(Collection entries)
□ □ □ □ □

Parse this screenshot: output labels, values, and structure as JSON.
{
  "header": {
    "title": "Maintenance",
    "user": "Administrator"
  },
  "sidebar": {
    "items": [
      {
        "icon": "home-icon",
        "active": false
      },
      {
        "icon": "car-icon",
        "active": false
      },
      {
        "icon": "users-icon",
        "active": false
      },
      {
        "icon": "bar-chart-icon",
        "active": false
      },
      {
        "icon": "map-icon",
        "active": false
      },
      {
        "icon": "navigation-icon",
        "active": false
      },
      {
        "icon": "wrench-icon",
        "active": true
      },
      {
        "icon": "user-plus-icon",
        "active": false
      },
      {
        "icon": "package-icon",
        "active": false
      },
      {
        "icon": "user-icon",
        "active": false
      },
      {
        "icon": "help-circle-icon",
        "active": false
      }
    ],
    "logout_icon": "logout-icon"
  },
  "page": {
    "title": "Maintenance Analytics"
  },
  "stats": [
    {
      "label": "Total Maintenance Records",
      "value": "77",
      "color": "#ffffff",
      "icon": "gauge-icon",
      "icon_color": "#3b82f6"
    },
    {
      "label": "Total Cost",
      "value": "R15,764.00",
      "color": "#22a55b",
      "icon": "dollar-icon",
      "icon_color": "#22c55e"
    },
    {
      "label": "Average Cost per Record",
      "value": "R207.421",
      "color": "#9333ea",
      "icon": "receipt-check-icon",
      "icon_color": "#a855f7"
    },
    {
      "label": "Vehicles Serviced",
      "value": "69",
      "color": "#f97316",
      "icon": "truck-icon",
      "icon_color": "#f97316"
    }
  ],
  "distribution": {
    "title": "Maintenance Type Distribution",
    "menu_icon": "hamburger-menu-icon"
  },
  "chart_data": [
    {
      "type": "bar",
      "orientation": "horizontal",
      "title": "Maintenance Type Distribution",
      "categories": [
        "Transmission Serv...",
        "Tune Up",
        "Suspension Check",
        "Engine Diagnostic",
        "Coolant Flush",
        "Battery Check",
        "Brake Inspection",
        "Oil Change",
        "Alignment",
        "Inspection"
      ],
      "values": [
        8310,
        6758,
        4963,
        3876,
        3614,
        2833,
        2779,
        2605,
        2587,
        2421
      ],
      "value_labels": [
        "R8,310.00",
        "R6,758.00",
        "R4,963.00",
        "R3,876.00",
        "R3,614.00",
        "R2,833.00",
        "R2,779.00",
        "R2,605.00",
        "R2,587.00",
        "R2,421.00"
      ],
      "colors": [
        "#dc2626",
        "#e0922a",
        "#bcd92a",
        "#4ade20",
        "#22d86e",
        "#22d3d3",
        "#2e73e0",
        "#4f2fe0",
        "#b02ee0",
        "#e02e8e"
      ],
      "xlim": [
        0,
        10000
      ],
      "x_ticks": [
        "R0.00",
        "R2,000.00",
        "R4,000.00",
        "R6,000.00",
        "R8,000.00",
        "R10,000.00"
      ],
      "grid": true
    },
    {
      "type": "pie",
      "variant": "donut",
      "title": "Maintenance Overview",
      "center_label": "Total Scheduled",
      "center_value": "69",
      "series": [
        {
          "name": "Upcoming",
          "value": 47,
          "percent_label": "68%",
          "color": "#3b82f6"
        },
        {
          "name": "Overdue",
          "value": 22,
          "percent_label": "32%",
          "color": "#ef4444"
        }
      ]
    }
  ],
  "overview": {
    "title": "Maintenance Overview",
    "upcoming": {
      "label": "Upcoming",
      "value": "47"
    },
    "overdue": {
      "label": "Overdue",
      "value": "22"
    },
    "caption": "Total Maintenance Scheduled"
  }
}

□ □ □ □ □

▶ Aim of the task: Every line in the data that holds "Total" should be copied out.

▶ Exercise response:
      "label": "Total Maintenance Records",
      "label": "Total Cost",
      "center_label": "Total Scheduled",
    "caption": "Total Maintenance Scheduled"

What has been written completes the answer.